HX carried out the mRNA research, analyzed the data and drafted the manuscript. XS contributed to the genotyping of most of the SNP, MZ and MF participated in the data analyses. HZ contributed to materials collection. QN and XZ contributed to the design of the study, the supervision of the study and the revision of this manuscript. All authors read and approved the final manuscript.

Haiping Xu, Xu Shen contributed equally to this work.

Authors’ original submitted files for images

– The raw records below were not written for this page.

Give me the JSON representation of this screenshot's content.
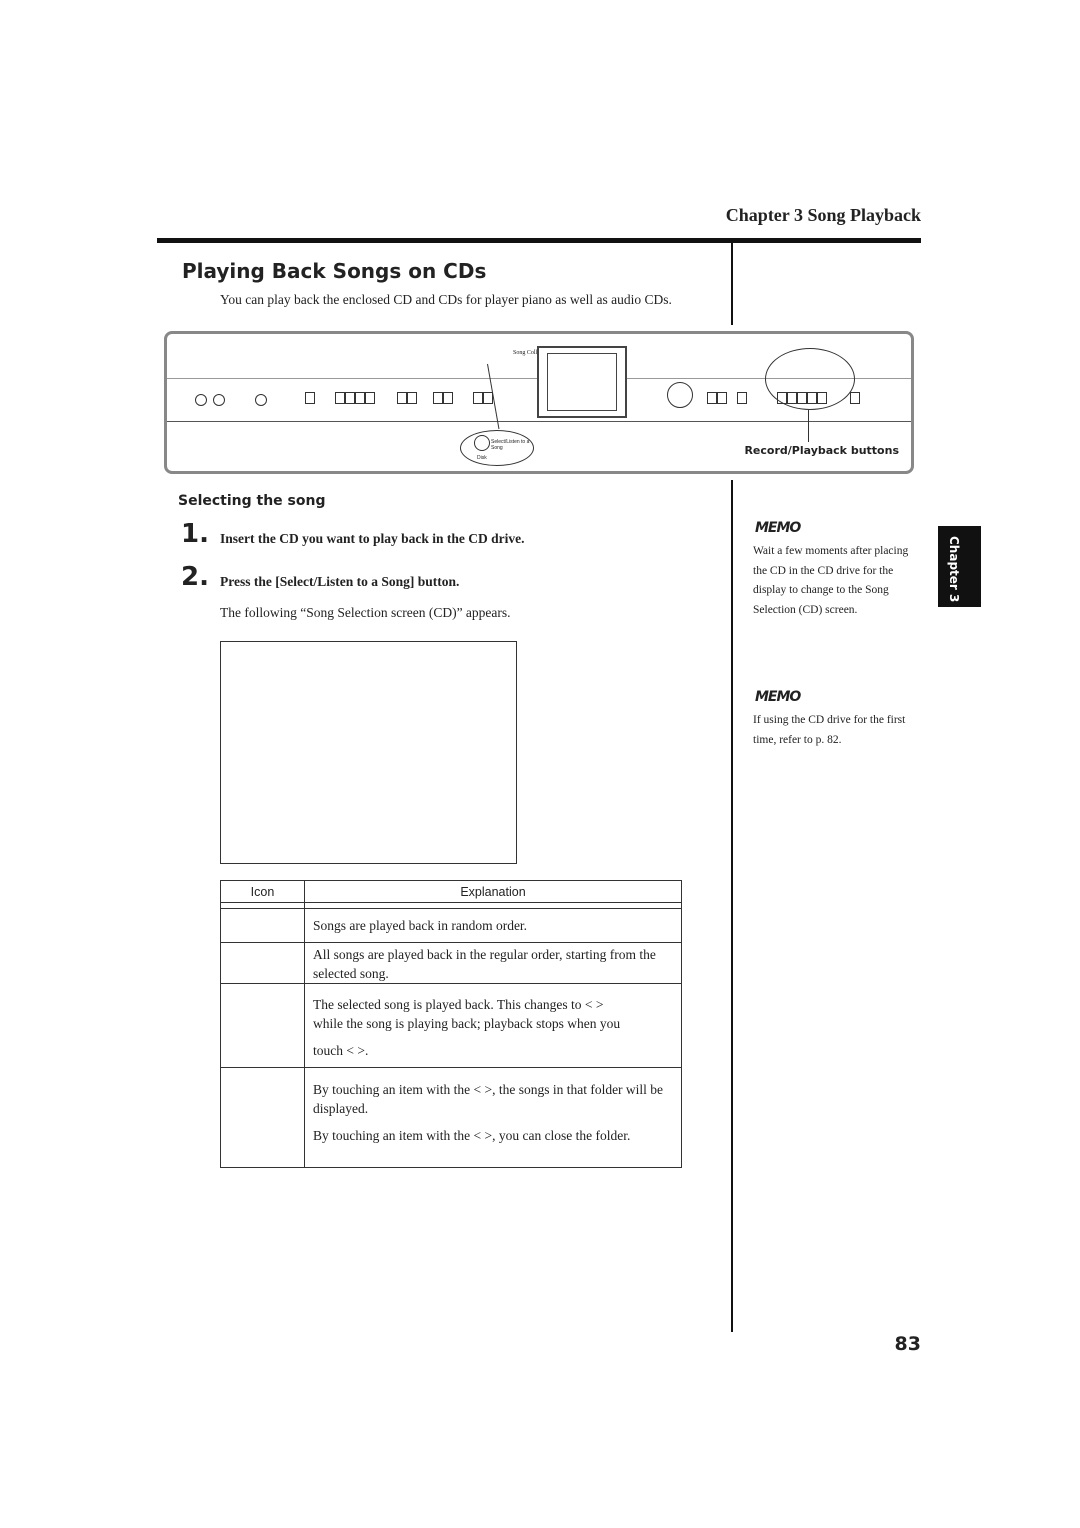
{
  "header": {
    "chapter_title": "Chapter 3 Song Playback"
  },
  "section": {
    "title": "Playing Back Songs on CDs",
    "intro": "You can play back the enclosed CD and CDs for player piano as well as audio CDs."
  },
  "panel": {
    "song_collection": "Song Collection",
    "select_button": "Select/Listen to a Song",
    "disk_label": "Disk",
    "record_playback_label": "Record/Playback buttons"
  },
  "subsection": {
    "title": "Selecting the song"
  },
  "steps": [
    {
      "number": "1.",
      "text": "Insert the CD you want to play back in the CD drive."
    },
    {
      "number": "2.",
      "text": "Press the [Select/Listen to a Song] button."
    }
  ],
  "follow_text": "The following “Song Selection screen (CD)” appears.",
  "memos": [
    {
      "label": "MEMO",
      "text": "Wait a few moments after placing the CD in the CD drive for the display to change to the Song Selection (CD) screen."
    },
    {
      "label": "MEMO",
      "text": "If using the CD drive for the first time, refer to p. 82."
    }
  ],
  "side_tab": "Chapter 3",
  "table": {
    "headers": [
      "Icon",
      "Explanation"
    ],
    "rows": [
      {
        "lines": [
          "Songs are played back in random order."
        ]
      },
      {
        "lines": [
          "All songs are played back in the regular order, starting from the selected song."
        ]
      },
      {
        "lines": [
          "The selected song is played back. This changes to <          >",
          "while the song is playing back; playback stops when you",
          "touch <          >."
        ]
      },
      {
        "lines": [
          "By touching an item with the <          >, the songs in that folder will be displayed.",
          "By touching an item with the <          >, you can close the folder."
        ]
      }
    ]
  },
  "page_number": "83"
}
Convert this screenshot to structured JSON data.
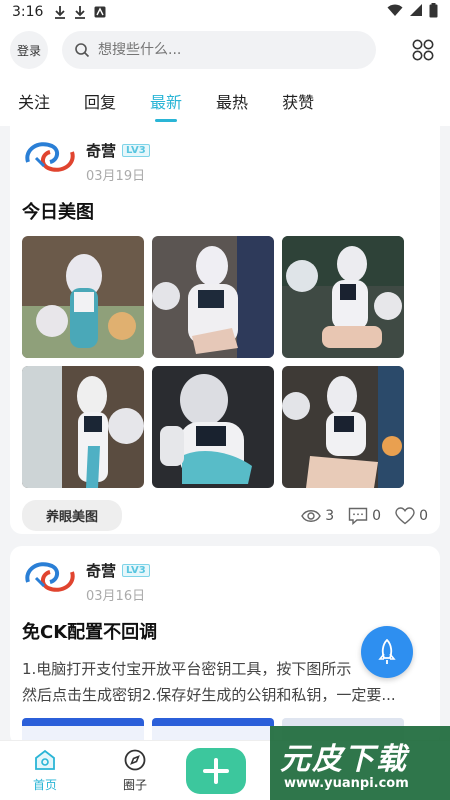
{
  "statusbar": {
    "time": "3:16"
  },
  "topbar": {
    "login_label": "登录",
    "search_placeholder": "想搜些什么..."
  },
  "tabs": [
    {
      "label": "关注"
    },
    {
      "label": "回复"
    },
    {
      "label": "最新",
      "active": true
    },
    {
      "label": "最热"
    },
    {
      "label": "获赞"
    }
  ],
  "posts": [
    {
      "author": "奇营",
      "level": "LV3",
      "date": "03月19日",
      "title": "今日美图",
      "tag": "养眼美图",
      "views": "3",
      "comments": "0",
      "likes": "0",
      "photo_count": 6
    },
    {
      "author": "奇营",
      "level": "LV3",
      "date": "03月16日",
      "title": "免CK配置不回调",
      "excerpt_line1": "1.电脑打开支付宝开放平台密钥工具，按下图所示",
      "excerpt_line2": "然后点击生成密钥2.保存好生成的公钥和私钥，一定要..."
    }
  ],
  "bottomnav": {
    "home_label": "首页",
    "circle_label": "圈子"
  },
  "watermark": {
    "title": "元皮下载",
    "url": "www.yuanpi.com"
  },
  "colors": {
    "accent": "#2ab5d6",
    "add_button": "#3cc79d",
    "rocket": "#2e8ff0"
  }
}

Below are the links to the authors’ original submitted files for images.

Authors’ original file for figure 1

Authors’ original file for figure 2

Rights and permissions

Reprints and Permissions

About this article

Cite this article

Xu, H., Shen, X., Zhou, M. et al. The genetic effects of the dopamine D1 receptor gene on chicken egg production and broodiness traits. BMC Genet 11, 17 (2010) doi:10.1186/1471-2156-11-17

Download citation


  • Transcription Factor Binding Site
  • Breast Muscle
  • Haplotype Structure
  • DRD1 Gene
  • Glandular Stomach